* _PROBLEM TO SOLVE_
Images are to be excluded, and the rest of the data repeated exactly.

* _Excerpts from an interface dataset_

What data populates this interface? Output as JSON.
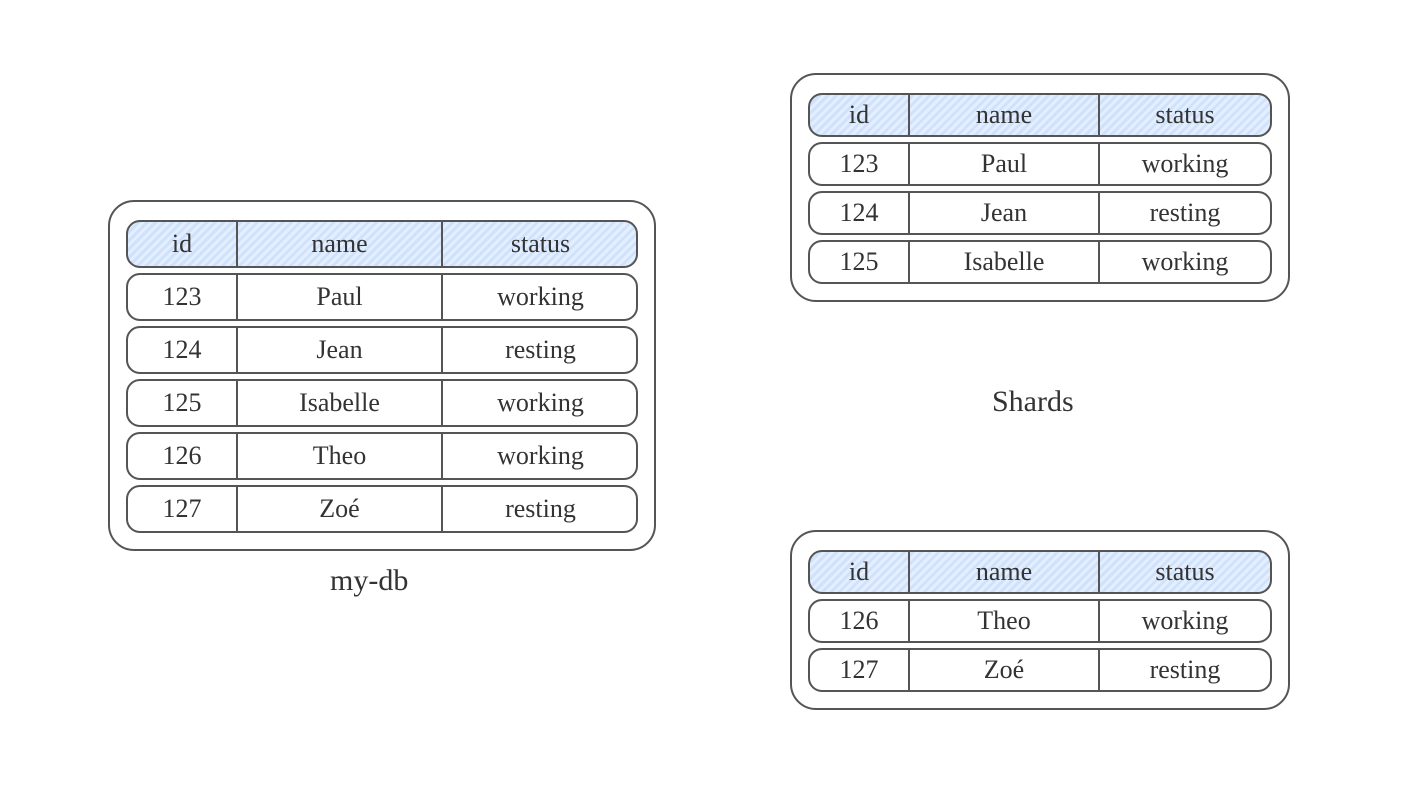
{
  "labels": {
    "main_caption": "my-db",
    "shards_caption": "Shards"
  },
  "columns": {
    "id": "id",
    "name": "name",
    "status": "status"
  },
  "main_table": {
    "rows": [
      {
        "id": "123",
        "name": "Paul",
        "status": "working"
      },
      {
        "id": "124",
        "name": "Jean",
        "status": "resting"
      },
      {
        "id": "125",
        "name": "Isabelle",
        "status": "working"
      },
      {
        "id": "126",
        "name": "Theo",
        "status": "working"
      },
      {
        "id": "127",
        "name": "Zoé",
        "status": "resting"
      }
    ]
  },
  "shard1": {
    "rows": [
      {
        "id": "123",
        "name": "Paul",
        "status": "working"
      },
      {
        "id": "124",
        "name": "Jean",
        "status": "resting"
      },
      {
        "id": "125",
        "name": "Isabelle",
        "status": "working"
      }
    ]
  },
  "shard2": {
    "rows": [
      {
        "id": "126",
        "name": "Theo",
        "status": "working"
      },
      {
        "id": "127",
        "name": "Zoé",
        "status": "resting"
      }
    ]
  }
}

* _RESPONSE AREA_
What data populates this interface? Output as JSON.
{
  "labels": {
    "main_caption": "my-db",
    "shards_caption": "Shards"
  },
  "columns": {
    "id": "id",
    "name": "name",
    "status": "status"
  },
  "main_table": {
    "rows": [
      {
        "id": "123",
        "name": "Paul",
        "status": "working"
      },
      {
        "id": "124",
        "name": "Jean",
        "status": "resting"
      },
      {
        "id": "125",
        "name": "Isabelle",
        "status": "working"
      },
      {
        "id": "126",
        "name": "Theo",
        "status": "working"
      },
      {
        "id": "127",
        "name": "Zoé",
        "status": "resting"
      }
    ]
  },
  "shard1": {
    "rows": [
      {
        "id": "123",
        "name": "Paul",
        "status": "working"
      },
      {
        "id": "124",
        "name": "Jean",
        "status": "resting"
      },
      {
        "id": "125",
        "name": "Isabelle",
        "status": "working"
      }
    ]
  },
  "shard2": {
    "rows": [
      {
        "id": "126",
        "name": "Theo",
        "status": "working"
      },
      {
        "id": "127",
        "name": "Zoé",
        "status": "resting"
      }
    ]
  }
}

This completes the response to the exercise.